  • Mass Media and Political Behavior
  • Public Opinion
  • Research Design
  • Political Psychology
Selected Publications: 
Books:
  • The Obama Effect: How the 2008 Campaign Changed White Racial Attitudes, with Seth Goldman. Forthcoming, Russell Sage Foundation, 2014.
  • Population-Based Survey Experiments. Princeton: Princeton University Press, 2011 (Buy this book from the publisher. Read a sample chapter and view the table of contents).
  • Hearing the Other Side: Deliberative Versus Participatory Democracy. Cambridge: Cambridge University Press, 2006. (Buy this book from the publisher in hardcover or paperback)
  • Impersonal Influence: How Perceptions of Mass Collectives Affect Political Attitudes. Cambridge: Cambridge University Press, 1998.
    (Buy this book from the publisher in hardcover or paperback)
  • Political Persuasion and Attitude Change, ed. Ann Arbor: University of Michigan Press, 1996.
    (Buy this book from Amazon)
Selected Journal Articles:
  • "All Virtue is Relative: A Response to Prior," with Susanna Dilliplane and Seth Goldman. Political Communication, 2013, 30 (4): 635-653. (Read this article)
  • “US vs. Them: Mass Attitudes toward Offshore Outsourcing,” with Ed Mansfield. World Politics, 2013, 65 (04): 571-608. (Read this article)
  • “Televised Exposure to Politics: New Measures for a Fragmented Media Environment,” with Susanna Dilliplane and Seth Goldman.  American Journal of Political Science, 2012, 57(1): 236-248. (Read this article)
  • “The Great Divide: Campaign Media in the American Mind.” Daedalus, 2012, 141 (4) 83-97. (Read this article)
  • “Communication and Public Opinion: Plus Ça Change?” with Lori Young.  Public Opinion Quarterly, 2011, 75 (5): 1018-1044. (Read this article)
  • “The Friendly Media Phenomenon: A Cross-national Analysis of Cross-Cutting Exposure,” with Seth Goldman. 2011, Political Communication 28: 1, 42-66. (Read this article)

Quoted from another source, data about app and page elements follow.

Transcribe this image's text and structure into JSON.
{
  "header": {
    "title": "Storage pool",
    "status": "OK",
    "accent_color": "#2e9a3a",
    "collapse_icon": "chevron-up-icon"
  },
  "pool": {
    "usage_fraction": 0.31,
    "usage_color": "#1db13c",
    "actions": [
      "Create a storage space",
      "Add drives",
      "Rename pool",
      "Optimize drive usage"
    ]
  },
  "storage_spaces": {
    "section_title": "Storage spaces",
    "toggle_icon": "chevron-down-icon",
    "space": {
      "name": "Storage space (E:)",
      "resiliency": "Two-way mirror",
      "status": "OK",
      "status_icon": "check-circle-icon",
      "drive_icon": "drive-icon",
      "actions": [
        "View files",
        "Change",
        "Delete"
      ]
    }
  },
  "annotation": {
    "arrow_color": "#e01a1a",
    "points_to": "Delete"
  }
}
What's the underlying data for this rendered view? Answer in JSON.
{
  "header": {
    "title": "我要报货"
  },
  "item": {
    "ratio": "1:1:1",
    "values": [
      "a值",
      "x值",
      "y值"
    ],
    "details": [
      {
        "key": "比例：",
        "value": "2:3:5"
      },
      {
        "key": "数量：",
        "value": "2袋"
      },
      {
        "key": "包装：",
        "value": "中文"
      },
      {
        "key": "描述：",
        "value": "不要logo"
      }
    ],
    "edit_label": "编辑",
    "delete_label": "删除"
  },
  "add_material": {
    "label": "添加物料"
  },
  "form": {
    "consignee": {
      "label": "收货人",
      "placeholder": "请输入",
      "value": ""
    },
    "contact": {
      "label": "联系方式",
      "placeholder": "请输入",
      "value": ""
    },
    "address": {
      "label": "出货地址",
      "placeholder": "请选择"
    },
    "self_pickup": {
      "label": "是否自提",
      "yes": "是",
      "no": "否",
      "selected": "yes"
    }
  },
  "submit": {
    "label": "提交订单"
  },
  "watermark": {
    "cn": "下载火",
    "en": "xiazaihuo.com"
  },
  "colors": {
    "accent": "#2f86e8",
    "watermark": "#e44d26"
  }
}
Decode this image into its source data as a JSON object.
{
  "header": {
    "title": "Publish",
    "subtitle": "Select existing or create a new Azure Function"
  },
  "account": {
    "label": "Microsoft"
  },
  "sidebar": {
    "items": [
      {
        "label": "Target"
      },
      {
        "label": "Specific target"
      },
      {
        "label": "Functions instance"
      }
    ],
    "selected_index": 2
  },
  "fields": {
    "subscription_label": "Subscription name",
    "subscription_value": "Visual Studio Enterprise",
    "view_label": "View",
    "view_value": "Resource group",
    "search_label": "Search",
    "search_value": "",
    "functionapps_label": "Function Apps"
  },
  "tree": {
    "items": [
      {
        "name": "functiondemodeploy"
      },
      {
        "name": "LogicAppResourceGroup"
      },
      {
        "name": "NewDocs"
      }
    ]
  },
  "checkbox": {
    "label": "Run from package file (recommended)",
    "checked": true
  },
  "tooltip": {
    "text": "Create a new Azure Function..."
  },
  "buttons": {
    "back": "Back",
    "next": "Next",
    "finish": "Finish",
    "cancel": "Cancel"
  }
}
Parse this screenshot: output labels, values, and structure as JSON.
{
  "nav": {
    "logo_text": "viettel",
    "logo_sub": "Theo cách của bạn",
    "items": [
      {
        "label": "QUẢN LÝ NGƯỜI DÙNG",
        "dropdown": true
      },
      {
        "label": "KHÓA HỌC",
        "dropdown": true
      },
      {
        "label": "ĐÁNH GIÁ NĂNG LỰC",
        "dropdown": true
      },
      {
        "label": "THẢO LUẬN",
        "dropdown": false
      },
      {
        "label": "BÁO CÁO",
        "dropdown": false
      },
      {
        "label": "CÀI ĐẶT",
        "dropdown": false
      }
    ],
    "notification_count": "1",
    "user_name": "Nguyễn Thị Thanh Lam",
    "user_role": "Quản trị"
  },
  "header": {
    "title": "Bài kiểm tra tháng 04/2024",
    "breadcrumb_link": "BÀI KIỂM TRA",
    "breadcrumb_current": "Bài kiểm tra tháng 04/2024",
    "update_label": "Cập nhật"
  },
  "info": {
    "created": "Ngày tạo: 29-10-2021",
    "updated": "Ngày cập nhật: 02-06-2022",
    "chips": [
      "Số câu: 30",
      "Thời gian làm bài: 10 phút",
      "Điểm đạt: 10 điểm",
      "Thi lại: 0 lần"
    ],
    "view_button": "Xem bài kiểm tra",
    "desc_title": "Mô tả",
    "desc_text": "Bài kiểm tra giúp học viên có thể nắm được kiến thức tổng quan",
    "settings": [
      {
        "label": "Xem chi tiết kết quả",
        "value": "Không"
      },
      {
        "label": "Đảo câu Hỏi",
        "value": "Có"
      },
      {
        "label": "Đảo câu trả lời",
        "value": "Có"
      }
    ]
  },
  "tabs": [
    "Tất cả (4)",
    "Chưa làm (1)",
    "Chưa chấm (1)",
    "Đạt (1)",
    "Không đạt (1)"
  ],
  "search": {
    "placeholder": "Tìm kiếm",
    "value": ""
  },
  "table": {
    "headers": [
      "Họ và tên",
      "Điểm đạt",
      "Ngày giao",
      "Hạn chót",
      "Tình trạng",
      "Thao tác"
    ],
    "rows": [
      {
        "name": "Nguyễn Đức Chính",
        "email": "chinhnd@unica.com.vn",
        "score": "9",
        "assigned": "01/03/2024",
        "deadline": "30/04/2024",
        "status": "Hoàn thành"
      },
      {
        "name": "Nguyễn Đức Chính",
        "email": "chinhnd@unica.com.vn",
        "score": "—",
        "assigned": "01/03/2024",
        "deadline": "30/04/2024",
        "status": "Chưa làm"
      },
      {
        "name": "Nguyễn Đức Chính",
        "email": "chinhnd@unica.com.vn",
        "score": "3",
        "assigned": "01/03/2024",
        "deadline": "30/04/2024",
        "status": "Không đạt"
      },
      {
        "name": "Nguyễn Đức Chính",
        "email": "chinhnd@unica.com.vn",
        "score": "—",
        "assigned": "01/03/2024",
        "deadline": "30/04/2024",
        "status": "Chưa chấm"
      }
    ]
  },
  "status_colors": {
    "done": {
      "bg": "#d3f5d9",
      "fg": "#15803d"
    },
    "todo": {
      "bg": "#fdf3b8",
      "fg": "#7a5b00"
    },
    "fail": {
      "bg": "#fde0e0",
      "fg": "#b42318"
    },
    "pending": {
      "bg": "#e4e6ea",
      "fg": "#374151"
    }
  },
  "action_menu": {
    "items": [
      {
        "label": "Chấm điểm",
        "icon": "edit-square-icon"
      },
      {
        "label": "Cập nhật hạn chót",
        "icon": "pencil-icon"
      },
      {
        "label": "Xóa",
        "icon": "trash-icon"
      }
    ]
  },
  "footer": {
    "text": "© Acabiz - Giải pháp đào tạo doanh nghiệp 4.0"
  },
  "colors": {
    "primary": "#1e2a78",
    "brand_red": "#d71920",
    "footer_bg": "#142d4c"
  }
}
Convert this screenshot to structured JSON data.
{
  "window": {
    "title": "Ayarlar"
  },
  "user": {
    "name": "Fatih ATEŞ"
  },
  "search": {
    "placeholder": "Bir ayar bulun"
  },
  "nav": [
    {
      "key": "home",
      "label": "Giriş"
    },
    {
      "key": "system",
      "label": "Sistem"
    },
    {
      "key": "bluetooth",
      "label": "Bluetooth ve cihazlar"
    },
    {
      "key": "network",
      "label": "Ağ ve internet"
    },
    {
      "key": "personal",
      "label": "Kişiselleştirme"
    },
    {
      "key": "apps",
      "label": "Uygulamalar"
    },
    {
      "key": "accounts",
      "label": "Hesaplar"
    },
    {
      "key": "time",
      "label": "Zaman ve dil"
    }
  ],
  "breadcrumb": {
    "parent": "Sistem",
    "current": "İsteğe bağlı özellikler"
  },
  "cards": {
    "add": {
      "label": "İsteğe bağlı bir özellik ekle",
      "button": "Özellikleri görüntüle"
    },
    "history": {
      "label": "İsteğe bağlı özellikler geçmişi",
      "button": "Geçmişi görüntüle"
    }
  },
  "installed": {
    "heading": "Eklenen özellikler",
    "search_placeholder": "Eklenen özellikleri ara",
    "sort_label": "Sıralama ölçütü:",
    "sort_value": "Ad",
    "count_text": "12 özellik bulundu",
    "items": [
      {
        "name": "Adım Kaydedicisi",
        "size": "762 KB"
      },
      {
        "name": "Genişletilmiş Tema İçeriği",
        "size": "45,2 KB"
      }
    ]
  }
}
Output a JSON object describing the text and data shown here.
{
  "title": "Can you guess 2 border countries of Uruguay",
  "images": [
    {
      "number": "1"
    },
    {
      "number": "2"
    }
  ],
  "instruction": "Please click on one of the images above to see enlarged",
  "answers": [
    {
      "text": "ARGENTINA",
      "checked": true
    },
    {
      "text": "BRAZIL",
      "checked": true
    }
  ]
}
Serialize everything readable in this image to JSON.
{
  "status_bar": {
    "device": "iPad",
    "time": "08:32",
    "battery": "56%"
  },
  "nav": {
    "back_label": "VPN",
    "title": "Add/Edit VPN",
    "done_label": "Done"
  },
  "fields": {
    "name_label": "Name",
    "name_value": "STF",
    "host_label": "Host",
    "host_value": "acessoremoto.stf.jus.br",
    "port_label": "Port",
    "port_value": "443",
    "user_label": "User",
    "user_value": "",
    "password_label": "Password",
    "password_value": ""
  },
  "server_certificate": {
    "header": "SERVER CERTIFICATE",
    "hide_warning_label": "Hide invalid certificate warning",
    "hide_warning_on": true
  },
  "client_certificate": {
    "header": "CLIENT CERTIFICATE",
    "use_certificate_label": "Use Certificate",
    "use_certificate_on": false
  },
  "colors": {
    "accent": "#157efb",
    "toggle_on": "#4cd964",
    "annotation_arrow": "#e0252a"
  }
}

  • “The Dog That Didn’t Bark: The Role of Canines in the 2008 Presidential Campaign.” PS: Political Science and Politics, 2010, 43(4): 1-6. (Read this article)
  • “ Online Groups and Political Discourse: Do Online Discussion Spaces Facilitate Exposure to Political Disagreement?” with Magdalena Wojcieszak. Journal of Communication, 2009, 59 (1): 40-56. (Read this article)
  • "Support for Free Trade: Self-Interest, Sociotropic Politics, and Out-Group Anxiety," with Ed Mansfield. International Organization, 63, Summer 2009, 425-457. (Read this article)
  • Is Deliberative Democracy a Falsifiable Theory? Annual Review of Political Science, 2008, 11:521-538. (Read this article)
  • “Effects of ‘In-Your-Face’ Television Discourse on Perceptions of a Legitimate Opposition.” American Political Science Review, 2007, 101(4): 621-635. (Read this article)
  • “The New Videomalaise: Effects of Televised Incivility on Political Trust,” with Byron Reeves.  American Political Science Review, 2005, 99(1): 1-15. (Read this article)
  • "The Workplace as a Context for Cross-Cutting Political Discourse," with Jeffery Mondak. The Journal of Politics, Vol. 68, No. 1, February 2006, pp. 140–155. (Read this article)
  • "Social Trust and E-Commerce: Experimental Evidence for the Effects of Social Trust on Individuals’ Economic Behavior." Public Opinion Quarterly, 2005 69(3):393-416. (Read this article)
  • "Cross-Cutting Social Networks: Testing Democratic Theory in Practice." American Political Science Review, March 2002, 96 (2): 111-26. (Read this article)
  • "The Consequences of Cross-Cutting Networks for Political Participation." American Journal of Political Science, October 2002, 46 (4): 838-55. (Read this article)
  • "Facilitating Communication Across Lines of Political Difference: The Role of Mass Media," with Paul M. Martin. American Political Science Review, March 2001, 95 (1): 97-114. (Read this article)
  • "American Journalism and the Decline on Event-Centered Reporting," with Kevin G. Barnhurst. Journal of Communication 47.4 (Autumn 1997): 27–53. (Read this article)
Courses Taught: 
  • Public Opinion in American Democracy
  • Mass Media and Politics
  • Political Communication
  • Quantitative Methods of Political Inquiry
  • Political Psychology

University of Pennsylvania
208 S. 37th Street, Room 217
Philadelphia, PA 19104-6215
Phone: (215) 898-7641

Edward Mansfield Chair
Matthew Levendusky Graduate Chair
John Lapinski Undergraduate Chair